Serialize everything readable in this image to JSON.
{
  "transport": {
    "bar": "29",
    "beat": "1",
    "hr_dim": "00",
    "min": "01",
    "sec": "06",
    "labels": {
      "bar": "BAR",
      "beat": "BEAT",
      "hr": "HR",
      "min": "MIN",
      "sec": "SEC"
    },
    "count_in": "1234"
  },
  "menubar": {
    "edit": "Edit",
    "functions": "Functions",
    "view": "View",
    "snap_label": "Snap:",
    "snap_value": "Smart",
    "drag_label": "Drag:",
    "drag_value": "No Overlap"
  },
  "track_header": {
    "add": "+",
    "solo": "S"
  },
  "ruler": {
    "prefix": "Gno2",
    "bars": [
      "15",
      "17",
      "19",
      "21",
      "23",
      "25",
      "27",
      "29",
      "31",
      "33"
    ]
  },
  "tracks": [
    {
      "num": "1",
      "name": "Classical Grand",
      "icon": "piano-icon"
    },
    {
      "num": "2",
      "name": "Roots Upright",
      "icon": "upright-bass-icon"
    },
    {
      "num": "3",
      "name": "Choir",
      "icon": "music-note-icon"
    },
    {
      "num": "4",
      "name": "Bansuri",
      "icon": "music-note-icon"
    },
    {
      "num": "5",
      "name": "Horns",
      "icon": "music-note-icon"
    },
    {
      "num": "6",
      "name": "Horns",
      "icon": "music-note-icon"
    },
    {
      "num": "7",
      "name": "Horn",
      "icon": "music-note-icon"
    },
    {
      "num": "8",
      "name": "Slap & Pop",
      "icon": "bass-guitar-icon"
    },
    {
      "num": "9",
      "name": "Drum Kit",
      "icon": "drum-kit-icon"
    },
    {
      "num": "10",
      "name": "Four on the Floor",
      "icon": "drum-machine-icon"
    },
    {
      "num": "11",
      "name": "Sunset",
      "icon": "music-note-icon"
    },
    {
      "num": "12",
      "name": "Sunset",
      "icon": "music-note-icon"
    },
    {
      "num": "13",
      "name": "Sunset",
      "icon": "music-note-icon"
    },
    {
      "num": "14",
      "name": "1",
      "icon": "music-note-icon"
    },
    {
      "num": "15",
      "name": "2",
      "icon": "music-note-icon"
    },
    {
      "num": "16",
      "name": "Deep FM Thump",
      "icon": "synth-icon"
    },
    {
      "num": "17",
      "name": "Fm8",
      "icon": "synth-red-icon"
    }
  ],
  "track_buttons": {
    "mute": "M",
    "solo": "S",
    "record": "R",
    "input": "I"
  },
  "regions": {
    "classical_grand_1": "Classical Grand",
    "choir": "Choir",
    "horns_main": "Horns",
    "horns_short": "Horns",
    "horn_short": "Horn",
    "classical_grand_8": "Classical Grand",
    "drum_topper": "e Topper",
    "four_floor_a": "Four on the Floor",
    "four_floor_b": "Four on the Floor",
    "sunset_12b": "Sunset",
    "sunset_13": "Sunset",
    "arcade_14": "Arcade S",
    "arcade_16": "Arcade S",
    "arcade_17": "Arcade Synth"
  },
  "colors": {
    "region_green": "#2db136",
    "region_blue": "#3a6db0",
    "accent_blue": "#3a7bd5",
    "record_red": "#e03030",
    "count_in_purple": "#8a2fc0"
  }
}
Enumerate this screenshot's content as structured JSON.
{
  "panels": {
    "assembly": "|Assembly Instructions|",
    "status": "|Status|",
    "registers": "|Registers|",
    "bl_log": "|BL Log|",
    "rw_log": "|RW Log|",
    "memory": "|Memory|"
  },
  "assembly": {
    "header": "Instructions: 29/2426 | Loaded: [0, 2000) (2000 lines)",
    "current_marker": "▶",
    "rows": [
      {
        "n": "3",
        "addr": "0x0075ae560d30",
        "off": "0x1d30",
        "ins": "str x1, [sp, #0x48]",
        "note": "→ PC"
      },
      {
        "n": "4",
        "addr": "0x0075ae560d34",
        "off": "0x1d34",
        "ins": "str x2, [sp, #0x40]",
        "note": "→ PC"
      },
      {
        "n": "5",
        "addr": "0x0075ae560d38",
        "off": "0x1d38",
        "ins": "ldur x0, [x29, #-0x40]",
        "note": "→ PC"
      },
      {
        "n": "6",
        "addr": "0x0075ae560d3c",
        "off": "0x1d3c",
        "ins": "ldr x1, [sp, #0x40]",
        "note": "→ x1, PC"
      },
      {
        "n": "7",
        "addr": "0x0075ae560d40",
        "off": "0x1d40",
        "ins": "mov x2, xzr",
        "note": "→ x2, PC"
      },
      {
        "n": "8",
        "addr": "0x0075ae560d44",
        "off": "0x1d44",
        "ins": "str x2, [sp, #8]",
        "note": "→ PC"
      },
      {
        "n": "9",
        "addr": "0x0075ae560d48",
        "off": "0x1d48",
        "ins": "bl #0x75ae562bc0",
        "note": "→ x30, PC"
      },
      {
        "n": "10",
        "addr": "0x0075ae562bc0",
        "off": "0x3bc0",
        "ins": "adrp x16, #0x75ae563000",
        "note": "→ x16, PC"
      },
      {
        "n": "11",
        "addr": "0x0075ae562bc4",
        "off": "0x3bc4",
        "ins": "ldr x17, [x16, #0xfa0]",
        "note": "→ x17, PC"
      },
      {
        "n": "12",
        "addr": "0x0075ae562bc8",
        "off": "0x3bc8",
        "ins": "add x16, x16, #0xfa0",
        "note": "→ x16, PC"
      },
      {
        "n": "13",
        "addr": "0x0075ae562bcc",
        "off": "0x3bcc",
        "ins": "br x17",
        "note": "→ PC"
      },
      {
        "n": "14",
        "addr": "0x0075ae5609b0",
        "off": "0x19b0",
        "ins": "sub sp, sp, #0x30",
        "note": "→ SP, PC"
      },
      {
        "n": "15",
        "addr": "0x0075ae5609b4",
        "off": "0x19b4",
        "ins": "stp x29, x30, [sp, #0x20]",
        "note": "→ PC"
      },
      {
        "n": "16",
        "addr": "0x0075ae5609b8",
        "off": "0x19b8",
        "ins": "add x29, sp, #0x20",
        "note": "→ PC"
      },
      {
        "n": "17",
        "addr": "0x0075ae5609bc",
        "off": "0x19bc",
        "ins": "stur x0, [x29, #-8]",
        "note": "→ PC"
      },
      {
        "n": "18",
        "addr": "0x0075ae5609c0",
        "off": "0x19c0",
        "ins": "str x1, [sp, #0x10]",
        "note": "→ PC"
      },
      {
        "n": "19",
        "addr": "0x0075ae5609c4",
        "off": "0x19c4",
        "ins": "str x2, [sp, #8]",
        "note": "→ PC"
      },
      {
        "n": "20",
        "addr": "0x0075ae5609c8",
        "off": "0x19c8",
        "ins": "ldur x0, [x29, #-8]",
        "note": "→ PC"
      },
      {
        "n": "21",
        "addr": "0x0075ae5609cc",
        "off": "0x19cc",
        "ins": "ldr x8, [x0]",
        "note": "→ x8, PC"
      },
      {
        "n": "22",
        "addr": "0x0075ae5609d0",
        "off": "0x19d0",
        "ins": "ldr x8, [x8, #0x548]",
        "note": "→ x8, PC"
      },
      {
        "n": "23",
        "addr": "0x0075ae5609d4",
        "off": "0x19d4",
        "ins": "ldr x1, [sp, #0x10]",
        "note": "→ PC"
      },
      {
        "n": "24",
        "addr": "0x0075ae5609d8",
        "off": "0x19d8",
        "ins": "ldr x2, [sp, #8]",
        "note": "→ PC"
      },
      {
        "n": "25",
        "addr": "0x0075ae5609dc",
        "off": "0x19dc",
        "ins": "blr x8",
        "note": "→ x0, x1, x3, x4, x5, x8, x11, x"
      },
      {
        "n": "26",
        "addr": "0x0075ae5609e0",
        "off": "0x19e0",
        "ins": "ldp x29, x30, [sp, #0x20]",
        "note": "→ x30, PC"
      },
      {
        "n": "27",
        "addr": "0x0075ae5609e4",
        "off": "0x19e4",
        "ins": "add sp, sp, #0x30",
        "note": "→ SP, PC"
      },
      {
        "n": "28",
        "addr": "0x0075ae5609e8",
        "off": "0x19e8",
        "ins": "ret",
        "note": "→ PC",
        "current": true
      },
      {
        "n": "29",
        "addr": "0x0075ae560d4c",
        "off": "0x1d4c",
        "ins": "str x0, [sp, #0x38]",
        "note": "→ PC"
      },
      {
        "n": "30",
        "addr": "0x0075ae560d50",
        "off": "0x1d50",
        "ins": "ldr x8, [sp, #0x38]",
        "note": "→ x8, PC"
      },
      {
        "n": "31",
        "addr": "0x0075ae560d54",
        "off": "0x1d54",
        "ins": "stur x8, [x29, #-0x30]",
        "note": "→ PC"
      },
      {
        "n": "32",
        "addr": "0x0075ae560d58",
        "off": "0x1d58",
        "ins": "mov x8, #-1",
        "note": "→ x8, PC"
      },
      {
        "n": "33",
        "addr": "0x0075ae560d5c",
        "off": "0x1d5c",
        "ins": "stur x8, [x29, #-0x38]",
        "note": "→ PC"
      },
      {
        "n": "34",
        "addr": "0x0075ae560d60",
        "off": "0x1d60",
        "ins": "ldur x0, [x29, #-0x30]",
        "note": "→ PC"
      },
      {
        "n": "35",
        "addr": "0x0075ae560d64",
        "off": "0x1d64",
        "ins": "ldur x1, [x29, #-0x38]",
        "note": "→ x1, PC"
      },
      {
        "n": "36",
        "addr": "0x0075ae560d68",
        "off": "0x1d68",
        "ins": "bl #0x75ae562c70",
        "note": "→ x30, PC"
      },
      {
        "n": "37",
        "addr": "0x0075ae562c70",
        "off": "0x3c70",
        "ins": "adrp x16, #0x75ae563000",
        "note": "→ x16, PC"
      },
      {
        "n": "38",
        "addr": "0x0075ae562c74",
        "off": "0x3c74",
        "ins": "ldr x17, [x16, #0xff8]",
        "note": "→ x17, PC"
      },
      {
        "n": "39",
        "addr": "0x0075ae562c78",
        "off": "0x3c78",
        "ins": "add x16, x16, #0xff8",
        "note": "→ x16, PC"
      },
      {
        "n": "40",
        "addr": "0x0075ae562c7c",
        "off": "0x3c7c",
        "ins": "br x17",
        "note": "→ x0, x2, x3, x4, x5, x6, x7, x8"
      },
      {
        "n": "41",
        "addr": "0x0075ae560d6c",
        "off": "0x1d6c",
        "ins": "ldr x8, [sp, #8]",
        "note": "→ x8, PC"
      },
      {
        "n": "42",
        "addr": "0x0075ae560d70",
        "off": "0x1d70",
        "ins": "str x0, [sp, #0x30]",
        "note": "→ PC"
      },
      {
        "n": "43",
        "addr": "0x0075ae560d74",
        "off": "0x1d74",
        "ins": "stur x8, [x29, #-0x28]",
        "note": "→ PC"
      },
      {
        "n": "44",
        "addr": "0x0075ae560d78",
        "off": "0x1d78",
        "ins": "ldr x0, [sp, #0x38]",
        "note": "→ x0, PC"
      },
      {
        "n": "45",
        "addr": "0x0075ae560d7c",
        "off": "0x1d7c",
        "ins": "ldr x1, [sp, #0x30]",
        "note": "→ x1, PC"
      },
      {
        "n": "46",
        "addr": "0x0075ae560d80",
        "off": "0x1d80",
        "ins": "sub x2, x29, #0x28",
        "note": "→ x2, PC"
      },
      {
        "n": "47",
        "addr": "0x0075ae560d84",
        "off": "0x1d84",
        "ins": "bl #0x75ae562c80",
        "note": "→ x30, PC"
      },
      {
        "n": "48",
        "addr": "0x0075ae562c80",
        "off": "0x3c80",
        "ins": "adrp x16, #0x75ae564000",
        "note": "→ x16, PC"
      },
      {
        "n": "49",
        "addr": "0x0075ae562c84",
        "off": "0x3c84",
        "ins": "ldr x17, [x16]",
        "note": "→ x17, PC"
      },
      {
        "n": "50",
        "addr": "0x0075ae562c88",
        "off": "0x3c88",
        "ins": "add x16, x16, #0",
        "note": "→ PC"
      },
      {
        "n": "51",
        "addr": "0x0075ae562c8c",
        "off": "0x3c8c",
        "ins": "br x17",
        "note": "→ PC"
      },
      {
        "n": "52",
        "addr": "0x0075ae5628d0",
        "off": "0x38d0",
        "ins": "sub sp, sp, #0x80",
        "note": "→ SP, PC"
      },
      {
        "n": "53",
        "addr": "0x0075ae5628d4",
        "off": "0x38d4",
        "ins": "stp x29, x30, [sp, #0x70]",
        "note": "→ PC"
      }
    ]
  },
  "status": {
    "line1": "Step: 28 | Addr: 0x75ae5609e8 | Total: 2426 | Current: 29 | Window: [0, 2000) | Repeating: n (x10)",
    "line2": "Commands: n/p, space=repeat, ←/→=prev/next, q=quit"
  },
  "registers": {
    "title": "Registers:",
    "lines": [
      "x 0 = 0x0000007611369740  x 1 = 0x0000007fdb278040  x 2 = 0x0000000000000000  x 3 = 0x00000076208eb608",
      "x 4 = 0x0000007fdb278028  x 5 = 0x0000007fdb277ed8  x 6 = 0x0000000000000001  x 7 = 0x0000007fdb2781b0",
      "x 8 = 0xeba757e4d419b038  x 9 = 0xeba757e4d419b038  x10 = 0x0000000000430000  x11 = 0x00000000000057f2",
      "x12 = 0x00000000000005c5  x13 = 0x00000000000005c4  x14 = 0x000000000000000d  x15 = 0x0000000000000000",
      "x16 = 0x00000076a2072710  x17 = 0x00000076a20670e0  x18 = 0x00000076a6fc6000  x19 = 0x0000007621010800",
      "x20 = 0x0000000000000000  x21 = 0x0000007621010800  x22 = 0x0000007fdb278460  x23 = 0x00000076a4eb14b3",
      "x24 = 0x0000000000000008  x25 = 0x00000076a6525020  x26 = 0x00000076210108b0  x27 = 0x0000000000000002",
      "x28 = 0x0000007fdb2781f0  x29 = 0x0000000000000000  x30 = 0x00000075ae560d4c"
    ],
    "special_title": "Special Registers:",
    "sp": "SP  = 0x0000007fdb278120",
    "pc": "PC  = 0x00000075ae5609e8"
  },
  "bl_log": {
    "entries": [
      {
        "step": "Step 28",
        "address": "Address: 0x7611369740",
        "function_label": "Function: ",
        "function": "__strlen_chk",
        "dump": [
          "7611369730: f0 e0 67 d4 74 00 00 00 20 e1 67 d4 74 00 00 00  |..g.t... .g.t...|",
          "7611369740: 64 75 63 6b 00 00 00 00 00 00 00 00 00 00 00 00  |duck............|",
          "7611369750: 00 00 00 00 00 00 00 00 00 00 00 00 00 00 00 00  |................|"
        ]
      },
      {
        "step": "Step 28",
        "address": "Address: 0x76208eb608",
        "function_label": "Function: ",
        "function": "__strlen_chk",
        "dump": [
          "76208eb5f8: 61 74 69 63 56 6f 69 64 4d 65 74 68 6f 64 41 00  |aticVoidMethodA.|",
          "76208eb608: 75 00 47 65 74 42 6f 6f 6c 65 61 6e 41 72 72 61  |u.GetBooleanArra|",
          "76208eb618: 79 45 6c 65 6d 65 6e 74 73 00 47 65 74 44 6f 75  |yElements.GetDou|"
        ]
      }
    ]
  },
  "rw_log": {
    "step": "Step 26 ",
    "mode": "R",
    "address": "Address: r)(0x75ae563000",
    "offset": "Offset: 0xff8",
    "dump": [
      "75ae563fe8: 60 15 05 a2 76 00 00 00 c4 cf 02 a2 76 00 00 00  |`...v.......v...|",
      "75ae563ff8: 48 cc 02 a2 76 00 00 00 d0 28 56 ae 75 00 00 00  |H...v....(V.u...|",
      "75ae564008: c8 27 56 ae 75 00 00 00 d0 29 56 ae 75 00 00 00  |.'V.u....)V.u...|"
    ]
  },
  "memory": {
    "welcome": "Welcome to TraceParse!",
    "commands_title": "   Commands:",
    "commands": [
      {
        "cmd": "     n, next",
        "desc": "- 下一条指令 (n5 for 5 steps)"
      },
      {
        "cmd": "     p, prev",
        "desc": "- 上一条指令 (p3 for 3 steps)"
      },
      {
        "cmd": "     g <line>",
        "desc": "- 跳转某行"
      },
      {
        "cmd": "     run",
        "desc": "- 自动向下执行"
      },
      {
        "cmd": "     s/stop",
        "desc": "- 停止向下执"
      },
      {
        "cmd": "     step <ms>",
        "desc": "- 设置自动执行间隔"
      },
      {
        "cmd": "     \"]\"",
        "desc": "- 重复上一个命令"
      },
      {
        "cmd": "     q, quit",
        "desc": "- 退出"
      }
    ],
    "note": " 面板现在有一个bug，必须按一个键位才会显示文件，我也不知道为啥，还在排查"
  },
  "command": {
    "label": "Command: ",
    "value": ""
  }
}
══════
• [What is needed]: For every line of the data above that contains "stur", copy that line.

• [Written answer]:
        "ins": "stur x0, [x29, #-8]",
        "ins": "stur x8, [x29, #-0x30]",
        "ins": "stur x8, [x29, #-0x38]",
        "ins": "stur x8, [x29, #-0x28]",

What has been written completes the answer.